A Malaysian Catholic MP’s call last month for the government to sign the UN Declaration on the Elimination of All Forms of Intolerance and of Discrimination Based on Religion or Belief has highlighted the “deep-seated tensions between ultra-conservative Muslims and the new government”, says the director of Malaysia’s Religious Freedom and Liberty Partnership.
In an article for the Religious Freedom Institute, Eugene Yapp says MP Kasthuri Patto’s comments were “a first for any parliamentarian to go on-the-record to issue such a call in support of religious freedom”.
Her comments were heavily criticised by ultra-conservative Muslims, who said she had “encouraged apostasy and promoted the proselytization of Muslims”. The harassment she was subjected to was so intense, Yapp says, that it reportedly led her to file a complaint with the police.
In September, Prime Minister Mahathir Mohamad promised the UN General Assembly that his new government would ratify all remaining UN human rights conventions, while the Minister of Religion has sought to explain to his countrymen that signing the declaration is not at odds with the religion of the state: Islam.
He “reminded Malaysians that Islam … is to be a blessing to others,” Yapp writes. “This includes recognising and protecting the rights and freedoms of others to profess and practise their own religion or faith.”

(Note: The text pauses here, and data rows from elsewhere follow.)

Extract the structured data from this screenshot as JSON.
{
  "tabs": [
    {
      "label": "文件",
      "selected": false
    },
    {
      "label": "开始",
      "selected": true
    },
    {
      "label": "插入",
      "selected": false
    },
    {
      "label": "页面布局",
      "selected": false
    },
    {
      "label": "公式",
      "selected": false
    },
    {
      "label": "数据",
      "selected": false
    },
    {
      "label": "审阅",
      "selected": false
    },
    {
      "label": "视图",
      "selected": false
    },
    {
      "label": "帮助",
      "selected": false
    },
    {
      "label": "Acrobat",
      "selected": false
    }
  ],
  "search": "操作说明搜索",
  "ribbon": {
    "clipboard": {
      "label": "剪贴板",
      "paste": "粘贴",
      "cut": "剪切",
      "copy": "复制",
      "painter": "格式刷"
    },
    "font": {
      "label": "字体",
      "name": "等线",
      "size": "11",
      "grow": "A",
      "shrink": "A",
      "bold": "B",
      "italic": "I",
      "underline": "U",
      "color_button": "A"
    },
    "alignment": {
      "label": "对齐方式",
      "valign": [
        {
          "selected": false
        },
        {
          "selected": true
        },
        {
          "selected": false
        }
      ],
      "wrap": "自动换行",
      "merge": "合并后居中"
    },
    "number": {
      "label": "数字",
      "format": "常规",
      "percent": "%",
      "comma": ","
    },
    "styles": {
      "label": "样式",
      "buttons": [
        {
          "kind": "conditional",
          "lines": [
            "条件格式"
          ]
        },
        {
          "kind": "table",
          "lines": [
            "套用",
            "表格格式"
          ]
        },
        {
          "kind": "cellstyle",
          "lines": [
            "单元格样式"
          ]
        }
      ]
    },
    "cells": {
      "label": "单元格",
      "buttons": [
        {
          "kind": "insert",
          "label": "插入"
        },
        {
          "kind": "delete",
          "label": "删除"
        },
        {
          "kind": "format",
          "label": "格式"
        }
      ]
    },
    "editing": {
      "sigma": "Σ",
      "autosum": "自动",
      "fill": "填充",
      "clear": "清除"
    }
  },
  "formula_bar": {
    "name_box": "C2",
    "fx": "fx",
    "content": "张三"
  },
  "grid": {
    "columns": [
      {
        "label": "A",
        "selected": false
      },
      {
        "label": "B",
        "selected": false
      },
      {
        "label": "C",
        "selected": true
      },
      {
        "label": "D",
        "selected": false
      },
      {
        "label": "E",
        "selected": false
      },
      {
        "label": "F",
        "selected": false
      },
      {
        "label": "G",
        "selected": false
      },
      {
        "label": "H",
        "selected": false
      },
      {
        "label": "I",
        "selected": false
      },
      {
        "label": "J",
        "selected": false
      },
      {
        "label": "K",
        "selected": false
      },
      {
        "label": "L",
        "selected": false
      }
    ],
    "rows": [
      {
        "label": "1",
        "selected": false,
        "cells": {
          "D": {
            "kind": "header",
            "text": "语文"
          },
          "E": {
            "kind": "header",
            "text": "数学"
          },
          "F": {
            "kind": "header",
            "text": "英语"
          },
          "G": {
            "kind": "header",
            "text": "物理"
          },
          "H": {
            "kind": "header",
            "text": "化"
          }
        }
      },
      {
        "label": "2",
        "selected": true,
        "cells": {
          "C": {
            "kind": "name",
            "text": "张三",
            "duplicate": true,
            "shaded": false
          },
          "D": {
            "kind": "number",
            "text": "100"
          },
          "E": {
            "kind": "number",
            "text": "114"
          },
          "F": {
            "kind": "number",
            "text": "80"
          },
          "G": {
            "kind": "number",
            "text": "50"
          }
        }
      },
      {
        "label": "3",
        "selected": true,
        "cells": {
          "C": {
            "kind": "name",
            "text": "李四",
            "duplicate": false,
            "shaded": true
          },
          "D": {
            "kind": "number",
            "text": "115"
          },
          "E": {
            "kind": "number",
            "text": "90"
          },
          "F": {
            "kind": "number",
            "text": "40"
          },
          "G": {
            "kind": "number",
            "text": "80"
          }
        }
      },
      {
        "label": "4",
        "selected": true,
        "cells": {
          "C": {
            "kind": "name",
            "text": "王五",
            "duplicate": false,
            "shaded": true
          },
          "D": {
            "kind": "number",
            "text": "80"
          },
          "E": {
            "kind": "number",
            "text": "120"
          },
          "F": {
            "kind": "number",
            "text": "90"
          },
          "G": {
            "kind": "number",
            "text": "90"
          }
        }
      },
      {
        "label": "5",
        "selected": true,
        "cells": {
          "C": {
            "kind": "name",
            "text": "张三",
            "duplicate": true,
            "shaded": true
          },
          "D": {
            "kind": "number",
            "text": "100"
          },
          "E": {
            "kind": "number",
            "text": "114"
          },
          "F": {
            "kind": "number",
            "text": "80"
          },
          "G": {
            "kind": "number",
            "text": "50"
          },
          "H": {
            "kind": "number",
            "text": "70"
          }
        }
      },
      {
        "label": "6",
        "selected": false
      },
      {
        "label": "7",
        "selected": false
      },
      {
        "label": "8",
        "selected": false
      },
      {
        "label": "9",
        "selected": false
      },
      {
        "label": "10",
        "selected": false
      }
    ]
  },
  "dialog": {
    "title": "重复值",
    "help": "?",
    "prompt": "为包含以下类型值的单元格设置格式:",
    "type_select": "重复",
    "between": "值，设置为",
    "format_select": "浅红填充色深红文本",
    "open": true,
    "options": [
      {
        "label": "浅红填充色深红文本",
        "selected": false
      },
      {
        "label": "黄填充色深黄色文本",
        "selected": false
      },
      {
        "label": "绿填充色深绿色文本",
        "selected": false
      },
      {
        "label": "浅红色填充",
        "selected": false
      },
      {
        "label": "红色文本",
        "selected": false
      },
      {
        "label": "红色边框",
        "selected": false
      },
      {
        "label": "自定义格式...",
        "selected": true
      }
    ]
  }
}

A Malaysian pastor who received death threats for alleged proselytism of Muslims was abducted in February 2017 and remains missing.